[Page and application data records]
——————————

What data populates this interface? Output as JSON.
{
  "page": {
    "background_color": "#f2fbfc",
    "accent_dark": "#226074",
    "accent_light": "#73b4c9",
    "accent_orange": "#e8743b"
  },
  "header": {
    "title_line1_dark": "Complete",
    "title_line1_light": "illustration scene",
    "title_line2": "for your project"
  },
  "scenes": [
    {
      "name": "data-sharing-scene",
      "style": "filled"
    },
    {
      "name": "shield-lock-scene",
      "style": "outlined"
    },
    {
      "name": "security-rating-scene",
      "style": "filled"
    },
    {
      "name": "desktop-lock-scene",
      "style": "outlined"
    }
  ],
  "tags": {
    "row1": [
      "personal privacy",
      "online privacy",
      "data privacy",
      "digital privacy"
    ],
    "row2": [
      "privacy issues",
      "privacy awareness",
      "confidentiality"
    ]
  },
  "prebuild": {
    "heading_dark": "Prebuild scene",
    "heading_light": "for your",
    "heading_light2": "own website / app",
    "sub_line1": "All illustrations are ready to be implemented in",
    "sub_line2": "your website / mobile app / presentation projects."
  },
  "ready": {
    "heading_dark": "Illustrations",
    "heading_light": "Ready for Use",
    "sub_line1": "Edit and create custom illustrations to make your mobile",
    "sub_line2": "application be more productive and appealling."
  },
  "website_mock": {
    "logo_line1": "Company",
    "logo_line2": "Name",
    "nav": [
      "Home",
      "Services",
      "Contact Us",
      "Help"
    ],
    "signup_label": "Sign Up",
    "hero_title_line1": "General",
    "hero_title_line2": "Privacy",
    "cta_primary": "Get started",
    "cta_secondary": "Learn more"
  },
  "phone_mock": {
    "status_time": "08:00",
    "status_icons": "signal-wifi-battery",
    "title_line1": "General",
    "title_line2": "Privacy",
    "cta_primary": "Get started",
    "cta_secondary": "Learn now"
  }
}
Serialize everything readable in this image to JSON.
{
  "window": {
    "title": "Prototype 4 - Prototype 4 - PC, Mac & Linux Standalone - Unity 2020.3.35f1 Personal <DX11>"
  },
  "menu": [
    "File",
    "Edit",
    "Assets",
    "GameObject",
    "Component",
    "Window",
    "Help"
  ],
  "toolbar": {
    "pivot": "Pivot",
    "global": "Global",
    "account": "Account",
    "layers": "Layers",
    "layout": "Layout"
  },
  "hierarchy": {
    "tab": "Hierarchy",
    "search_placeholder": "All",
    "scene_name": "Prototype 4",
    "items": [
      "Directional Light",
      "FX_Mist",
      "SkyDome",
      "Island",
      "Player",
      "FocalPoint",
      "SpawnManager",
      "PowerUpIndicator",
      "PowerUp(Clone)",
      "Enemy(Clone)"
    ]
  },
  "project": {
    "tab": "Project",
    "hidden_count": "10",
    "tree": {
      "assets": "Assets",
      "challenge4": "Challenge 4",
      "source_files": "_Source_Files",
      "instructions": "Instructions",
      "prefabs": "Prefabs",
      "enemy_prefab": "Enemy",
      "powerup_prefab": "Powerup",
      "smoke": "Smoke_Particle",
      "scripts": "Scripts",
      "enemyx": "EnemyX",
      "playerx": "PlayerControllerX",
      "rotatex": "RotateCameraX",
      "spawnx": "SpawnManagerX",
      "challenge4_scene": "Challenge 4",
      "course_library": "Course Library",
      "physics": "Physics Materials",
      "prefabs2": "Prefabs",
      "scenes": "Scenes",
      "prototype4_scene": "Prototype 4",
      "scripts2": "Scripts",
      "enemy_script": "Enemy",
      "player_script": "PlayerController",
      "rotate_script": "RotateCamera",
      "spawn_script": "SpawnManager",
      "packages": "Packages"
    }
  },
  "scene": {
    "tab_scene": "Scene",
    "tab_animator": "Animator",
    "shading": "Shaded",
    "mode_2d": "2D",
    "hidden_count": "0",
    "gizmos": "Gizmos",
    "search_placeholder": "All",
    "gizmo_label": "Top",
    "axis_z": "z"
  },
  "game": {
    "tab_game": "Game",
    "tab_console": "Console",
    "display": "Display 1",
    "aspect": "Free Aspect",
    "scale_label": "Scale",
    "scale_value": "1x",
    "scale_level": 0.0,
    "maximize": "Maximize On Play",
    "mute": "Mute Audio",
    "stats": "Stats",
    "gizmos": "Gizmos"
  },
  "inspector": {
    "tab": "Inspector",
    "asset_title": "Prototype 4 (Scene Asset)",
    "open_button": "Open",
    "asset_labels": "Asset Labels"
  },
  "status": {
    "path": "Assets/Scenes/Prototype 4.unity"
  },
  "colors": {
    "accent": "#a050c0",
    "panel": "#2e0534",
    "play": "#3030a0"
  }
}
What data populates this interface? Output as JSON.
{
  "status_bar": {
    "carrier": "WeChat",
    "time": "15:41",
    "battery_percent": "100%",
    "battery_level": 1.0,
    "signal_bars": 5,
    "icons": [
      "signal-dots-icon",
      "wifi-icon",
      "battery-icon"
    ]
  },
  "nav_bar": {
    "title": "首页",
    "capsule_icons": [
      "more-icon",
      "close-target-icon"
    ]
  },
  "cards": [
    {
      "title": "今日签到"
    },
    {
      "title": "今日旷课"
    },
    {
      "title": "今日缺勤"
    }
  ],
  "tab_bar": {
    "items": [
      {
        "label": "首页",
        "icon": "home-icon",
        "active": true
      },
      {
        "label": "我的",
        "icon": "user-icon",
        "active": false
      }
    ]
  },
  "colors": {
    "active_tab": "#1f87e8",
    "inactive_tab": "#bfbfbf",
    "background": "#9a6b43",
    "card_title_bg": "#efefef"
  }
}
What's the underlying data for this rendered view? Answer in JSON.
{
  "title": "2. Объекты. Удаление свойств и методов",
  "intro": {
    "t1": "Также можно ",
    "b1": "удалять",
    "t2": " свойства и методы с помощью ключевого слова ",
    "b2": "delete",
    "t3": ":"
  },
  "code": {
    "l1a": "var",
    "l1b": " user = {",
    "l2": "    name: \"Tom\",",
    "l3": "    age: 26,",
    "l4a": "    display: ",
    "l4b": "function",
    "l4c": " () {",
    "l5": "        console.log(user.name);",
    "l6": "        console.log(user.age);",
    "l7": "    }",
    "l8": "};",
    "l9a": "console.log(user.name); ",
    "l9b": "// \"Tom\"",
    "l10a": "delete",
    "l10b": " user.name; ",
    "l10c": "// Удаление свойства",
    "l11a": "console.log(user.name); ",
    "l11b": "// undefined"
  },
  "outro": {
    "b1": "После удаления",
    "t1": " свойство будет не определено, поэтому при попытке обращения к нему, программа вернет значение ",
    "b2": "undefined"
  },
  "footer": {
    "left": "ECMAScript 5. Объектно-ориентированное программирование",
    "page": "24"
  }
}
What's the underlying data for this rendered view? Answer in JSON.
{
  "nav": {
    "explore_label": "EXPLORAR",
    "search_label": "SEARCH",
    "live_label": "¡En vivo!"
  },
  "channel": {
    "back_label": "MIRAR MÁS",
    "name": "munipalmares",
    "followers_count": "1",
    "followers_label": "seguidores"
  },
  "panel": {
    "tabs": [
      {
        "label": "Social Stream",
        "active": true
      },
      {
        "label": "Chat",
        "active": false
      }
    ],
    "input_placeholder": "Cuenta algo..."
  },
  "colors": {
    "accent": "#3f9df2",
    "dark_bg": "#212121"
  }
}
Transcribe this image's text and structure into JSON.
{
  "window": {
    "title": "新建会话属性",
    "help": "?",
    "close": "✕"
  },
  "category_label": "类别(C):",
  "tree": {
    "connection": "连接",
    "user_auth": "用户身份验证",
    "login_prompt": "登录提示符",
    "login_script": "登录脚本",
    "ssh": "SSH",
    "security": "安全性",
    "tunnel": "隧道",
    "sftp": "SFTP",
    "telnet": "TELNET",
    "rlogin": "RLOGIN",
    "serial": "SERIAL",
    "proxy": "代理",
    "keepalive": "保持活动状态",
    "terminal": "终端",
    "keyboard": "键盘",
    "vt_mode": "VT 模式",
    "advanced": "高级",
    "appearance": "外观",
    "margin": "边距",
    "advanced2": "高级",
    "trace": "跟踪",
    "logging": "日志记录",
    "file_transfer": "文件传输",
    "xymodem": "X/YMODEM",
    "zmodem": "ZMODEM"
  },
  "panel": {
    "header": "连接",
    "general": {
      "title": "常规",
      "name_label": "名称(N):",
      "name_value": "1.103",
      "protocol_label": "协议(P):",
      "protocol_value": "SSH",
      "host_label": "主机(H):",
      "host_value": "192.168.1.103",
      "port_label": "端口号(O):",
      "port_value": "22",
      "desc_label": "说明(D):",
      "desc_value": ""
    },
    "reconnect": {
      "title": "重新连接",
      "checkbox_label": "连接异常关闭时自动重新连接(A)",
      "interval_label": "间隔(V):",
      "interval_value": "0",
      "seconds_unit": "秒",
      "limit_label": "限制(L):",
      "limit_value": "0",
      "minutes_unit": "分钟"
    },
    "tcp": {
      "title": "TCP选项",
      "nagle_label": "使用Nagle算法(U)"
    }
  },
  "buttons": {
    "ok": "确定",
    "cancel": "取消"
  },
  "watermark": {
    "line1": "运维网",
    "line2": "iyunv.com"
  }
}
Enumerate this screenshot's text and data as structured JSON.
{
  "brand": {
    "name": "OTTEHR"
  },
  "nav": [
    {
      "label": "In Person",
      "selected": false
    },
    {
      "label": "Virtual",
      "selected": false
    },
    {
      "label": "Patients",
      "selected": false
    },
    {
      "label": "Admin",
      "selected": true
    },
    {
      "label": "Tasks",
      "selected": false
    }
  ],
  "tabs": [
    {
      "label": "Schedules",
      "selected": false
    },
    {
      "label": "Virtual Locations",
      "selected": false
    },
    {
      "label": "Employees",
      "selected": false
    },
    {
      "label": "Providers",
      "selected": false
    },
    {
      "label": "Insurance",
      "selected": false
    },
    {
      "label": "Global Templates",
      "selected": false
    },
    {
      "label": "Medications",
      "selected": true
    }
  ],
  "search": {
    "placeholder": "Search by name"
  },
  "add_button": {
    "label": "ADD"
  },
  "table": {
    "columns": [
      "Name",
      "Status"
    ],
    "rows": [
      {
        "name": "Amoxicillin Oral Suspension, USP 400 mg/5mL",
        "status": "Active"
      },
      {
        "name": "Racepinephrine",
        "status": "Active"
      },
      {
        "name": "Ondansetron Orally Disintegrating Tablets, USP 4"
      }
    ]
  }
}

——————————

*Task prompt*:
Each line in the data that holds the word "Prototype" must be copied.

*Solution to the problem*:
    "title": "Prototype 4 - Prototype 4 - PC, Mac & Linux Standalone - Unity 2020.3.35f1 Personal <DX11>"
    "scene_name": "Prototype 4",
      "prototype4_scene": "Prototype 4",
    "asset_title": "Prototype 4 (Scene Asset)",
    "path": "Assets/Scenes/Prototype 4.unity"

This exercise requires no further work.